WASHINGTON — A month ago leaders across the DMV took action to combat the spread of COVID-19, by ordering residents to stay home – disrupting every day life and business as usual.
“This is a deadly public health crisis—we are no longer asking or suggesting that Marylanders stay home, we are directing them to do so,” Maryland Governor Larry Hogan said on March 30.
Over the past month, researchers have tried analyzing whether these executive orders have been working. Are more people sheltering in place? Are fewer people congregating in public, and if so, how can we quantify and visualize this?
Several research firms have turned to cell phone data, that uses generalized GPS locations provided from third-party apps, to understand whether crowds are social distancing or flocking to hot spot areas.
A viewer contacted WUSA9 after hearing claims that governors in other states were going to start "using cell phone data to track compliance and movement."
Neither Hogan, Virginia Governor Ralph Northam nor D.C. Mayor Muriel Bowser have expressed interest in doing something like this.
Still, WUSA9 explored whether it would even be legal.
Experts at the Brennan Law Center for Justice and ACLU DC said that when it comes to tracking your specific phone – that would raise all sorts of privacy concerns.
"Could they roll it out without people's knowledge, I think, would raise fundamental Fourth Amendment questions as to whether or not it constitutes both a search of people's data... and... does it constitute as trespass?” Monica Hopkins, ACLU DC's executive director, said.
Hopkins said this would be a question for the courts.
Rachel Levinson-Waldman at the Brennan Center for Justice said its nearly impossible to keep tracking 100% anonymous.

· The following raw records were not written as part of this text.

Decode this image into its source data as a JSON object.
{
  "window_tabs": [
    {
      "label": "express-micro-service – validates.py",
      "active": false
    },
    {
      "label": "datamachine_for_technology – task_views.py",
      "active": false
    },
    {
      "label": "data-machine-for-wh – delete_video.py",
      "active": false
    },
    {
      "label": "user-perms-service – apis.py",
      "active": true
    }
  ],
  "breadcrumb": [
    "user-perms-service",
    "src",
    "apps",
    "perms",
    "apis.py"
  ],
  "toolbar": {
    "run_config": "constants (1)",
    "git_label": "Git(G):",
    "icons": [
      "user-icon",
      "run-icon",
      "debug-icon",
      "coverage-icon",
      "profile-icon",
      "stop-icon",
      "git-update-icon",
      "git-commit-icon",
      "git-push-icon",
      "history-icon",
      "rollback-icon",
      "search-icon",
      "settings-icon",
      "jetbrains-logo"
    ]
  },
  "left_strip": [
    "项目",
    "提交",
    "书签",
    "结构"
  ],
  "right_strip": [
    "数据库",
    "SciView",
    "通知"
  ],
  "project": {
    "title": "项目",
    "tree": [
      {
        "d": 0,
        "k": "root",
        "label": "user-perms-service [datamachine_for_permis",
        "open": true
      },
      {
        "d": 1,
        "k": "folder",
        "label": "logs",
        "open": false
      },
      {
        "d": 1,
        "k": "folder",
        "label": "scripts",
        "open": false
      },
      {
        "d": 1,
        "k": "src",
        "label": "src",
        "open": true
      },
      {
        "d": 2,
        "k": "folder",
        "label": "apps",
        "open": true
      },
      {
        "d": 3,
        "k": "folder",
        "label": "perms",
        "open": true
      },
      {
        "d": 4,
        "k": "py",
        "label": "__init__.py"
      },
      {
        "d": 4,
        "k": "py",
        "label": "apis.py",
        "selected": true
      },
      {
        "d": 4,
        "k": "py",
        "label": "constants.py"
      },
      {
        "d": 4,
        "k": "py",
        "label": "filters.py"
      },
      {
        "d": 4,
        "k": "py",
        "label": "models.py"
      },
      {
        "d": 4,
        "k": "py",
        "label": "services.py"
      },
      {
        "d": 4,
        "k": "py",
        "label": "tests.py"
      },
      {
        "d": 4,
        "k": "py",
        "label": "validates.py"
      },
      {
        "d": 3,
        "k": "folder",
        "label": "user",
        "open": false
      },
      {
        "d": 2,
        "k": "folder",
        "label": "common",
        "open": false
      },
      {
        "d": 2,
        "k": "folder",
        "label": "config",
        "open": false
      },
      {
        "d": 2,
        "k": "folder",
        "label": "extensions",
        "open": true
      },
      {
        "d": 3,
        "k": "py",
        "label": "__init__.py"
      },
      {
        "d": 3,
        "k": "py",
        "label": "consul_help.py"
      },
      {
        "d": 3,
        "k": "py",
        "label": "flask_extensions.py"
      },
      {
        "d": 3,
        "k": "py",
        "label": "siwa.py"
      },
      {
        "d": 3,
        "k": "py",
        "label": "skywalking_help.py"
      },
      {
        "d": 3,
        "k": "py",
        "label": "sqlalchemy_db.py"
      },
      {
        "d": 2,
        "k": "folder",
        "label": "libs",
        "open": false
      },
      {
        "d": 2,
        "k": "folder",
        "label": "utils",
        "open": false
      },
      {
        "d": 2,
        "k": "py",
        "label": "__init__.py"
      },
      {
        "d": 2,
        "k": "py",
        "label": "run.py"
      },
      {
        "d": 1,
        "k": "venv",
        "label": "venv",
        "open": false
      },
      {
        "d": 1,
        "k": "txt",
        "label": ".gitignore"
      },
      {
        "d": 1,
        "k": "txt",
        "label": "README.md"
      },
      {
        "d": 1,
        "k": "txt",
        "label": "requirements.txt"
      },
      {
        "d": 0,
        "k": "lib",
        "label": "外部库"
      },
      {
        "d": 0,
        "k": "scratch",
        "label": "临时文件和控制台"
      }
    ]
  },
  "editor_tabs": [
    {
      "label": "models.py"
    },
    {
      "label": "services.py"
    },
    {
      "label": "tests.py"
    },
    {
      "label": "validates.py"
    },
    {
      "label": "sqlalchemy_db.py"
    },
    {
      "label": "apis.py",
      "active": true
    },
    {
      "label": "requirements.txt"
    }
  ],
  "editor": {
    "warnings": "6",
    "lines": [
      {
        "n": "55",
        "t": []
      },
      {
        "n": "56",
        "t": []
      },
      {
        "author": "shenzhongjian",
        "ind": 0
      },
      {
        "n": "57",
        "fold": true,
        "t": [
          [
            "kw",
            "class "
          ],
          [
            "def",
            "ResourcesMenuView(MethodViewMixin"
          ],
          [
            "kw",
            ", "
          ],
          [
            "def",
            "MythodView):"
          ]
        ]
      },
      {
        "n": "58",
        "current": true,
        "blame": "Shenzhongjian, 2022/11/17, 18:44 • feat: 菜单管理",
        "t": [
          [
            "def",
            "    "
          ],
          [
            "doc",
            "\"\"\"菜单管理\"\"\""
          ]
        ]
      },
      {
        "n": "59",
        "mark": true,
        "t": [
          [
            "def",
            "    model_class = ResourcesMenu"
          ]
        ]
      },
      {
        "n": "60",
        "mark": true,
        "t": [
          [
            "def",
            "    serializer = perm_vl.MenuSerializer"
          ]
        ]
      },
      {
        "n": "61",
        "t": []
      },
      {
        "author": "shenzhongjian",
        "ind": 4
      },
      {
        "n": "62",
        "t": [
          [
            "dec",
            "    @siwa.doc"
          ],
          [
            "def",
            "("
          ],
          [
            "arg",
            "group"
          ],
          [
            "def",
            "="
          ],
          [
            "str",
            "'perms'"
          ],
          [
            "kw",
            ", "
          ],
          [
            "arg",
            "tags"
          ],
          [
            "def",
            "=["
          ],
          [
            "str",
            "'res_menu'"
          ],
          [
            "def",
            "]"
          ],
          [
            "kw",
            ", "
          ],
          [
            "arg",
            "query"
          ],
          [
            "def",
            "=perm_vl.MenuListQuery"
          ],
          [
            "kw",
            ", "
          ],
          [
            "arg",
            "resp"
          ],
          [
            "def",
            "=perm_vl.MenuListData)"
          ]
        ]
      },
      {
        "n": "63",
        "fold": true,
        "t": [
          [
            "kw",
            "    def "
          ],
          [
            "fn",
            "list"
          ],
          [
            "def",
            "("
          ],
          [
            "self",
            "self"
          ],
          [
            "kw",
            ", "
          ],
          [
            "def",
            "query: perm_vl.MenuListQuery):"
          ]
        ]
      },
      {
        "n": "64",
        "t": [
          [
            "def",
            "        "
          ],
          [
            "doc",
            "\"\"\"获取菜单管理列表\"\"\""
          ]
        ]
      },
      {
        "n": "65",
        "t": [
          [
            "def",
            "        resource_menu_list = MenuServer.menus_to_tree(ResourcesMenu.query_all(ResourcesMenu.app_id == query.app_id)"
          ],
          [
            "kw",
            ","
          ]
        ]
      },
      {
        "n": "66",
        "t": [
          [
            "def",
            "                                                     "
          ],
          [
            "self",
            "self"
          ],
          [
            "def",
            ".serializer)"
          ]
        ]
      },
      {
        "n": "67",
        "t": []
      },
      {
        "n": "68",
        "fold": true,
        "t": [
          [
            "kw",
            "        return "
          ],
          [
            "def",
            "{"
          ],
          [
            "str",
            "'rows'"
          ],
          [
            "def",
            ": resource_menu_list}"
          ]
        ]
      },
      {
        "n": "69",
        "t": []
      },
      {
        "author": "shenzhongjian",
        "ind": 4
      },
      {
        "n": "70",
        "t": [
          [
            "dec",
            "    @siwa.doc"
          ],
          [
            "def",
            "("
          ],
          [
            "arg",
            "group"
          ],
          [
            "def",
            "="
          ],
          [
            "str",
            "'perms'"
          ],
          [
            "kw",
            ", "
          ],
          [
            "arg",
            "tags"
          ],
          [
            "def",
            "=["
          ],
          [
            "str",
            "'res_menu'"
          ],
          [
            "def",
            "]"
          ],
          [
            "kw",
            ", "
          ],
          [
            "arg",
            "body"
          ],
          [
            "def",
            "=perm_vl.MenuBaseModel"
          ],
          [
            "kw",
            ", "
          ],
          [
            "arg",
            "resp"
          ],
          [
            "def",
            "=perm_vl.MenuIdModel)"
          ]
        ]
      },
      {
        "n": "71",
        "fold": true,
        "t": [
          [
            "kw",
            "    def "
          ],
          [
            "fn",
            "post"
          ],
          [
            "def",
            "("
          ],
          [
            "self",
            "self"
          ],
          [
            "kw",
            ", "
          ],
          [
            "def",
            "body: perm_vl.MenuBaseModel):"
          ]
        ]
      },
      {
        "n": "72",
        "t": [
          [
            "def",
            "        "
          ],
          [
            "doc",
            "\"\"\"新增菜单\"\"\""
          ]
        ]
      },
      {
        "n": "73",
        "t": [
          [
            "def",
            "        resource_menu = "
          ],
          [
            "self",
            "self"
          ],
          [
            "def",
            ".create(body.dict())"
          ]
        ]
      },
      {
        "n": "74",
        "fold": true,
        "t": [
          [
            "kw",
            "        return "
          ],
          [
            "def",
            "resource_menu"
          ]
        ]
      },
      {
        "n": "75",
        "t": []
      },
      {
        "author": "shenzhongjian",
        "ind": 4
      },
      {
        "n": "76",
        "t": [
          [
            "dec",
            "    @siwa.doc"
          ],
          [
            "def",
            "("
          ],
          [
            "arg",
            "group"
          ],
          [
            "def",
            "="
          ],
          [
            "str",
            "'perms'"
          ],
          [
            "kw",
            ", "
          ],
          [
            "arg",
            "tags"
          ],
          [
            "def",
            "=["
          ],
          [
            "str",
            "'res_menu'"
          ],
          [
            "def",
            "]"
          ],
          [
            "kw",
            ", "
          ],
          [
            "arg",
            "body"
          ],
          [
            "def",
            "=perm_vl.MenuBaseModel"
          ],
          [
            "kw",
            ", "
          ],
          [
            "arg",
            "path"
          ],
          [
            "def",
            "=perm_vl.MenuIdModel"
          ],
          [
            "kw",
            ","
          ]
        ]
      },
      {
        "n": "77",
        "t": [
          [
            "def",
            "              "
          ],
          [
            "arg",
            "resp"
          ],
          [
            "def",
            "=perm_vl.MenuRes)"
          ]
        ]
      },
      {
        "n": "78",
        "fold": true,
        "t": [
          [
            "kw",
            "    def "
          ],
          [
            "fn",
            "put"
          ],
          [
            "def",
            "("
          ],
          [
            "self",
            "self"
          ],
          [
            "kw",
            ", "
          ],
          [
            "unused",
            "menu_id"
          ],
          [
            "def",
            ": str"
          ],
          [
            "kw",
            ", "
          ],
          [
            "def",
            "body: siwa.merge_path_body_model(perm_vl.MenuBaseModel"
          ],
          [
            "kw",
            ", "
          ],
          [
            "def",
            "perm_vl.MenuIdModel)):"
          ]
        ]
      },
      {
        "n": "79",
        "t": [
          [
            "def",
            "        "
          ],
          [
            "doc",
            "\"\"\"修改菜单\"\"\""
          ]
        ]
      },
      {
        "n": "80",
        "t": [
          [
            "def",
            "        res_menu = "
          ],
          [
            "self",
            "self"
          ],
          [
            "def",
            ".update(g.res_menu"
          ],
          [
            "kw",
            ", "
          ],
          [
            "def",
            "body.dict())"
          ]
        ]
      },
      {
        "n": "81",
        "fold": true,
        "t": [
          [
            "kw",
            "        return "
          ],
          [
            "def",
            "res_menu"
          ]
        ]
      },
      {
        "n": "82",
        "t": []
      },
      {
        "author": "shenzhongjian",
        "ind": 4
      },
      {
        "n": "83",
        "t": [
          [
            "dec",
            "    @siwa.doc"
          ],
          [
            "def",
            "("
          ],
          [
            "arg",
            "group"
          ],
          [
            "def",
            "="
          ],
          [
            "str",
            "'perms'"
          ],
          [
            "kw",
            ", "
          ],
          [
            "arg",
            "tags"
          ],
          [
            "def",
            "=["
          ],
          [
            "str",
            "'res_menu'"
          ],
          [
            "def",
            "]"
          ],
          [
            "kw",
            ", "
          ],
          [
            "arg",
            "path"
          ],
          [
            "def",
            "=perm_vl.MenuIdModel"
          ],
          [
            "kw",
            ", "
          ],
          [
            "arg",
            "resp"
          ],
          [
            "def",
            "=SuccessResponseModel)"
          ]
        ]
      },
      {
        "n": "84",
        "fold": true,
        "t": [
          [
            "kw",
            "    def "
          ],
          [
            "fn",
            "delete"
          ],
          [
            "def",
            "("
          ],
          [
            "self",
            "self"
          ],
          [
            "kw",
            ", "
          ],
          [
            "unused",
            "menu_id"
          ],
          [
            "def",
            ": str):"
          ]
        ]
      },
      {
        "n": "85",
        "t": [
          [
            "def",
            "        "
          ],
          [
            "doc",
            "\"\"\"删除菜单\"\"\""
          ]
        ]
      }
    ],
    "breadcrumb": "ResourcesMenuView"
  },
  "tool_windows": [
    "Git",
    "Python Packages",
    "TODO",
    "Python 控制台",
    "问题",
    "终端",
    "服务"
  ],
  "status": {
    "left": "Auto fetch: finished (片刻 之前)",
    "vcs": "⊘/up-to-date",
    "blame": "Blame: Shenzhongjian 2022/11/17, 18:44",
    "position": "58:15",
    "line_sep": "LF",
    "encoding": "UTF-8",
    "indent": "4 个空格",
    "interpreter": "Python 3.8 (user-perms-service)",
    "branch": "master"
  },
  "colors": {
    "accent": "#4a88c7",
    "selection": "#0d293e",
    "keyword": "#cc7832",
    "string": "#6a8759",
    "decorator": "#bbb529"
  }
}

“So if the government was going to put something on my phone. A.) they couldn’t really do that, and, B.) they just would be getting individualized information, there’s sort of no way not to," Levinson-Waldman said.
In fact, Levinson-Waldman explained that if the government wanted to get data from cell phone carriers about a person specifically, they’d need a warrant.
But if that’s the case – how are researchers creating maps online getting their data?
“There are lots of kinds of companies and lots of players that hold that data right, it's not just my cell phone provider. It's apps that I have on my phone that are collecting location information, it's data brokers that information is being provided are sold to. And once it's going there, those companies have a lot more freedom to give or sell that information," Levinson-Waldman said.
Our experts say there would be major privacy concerns if leaders tried to track your individual cell without a warrant in this pandemic.
Analysts using info from third-party apps can only get general data that doesn’t lead back to you.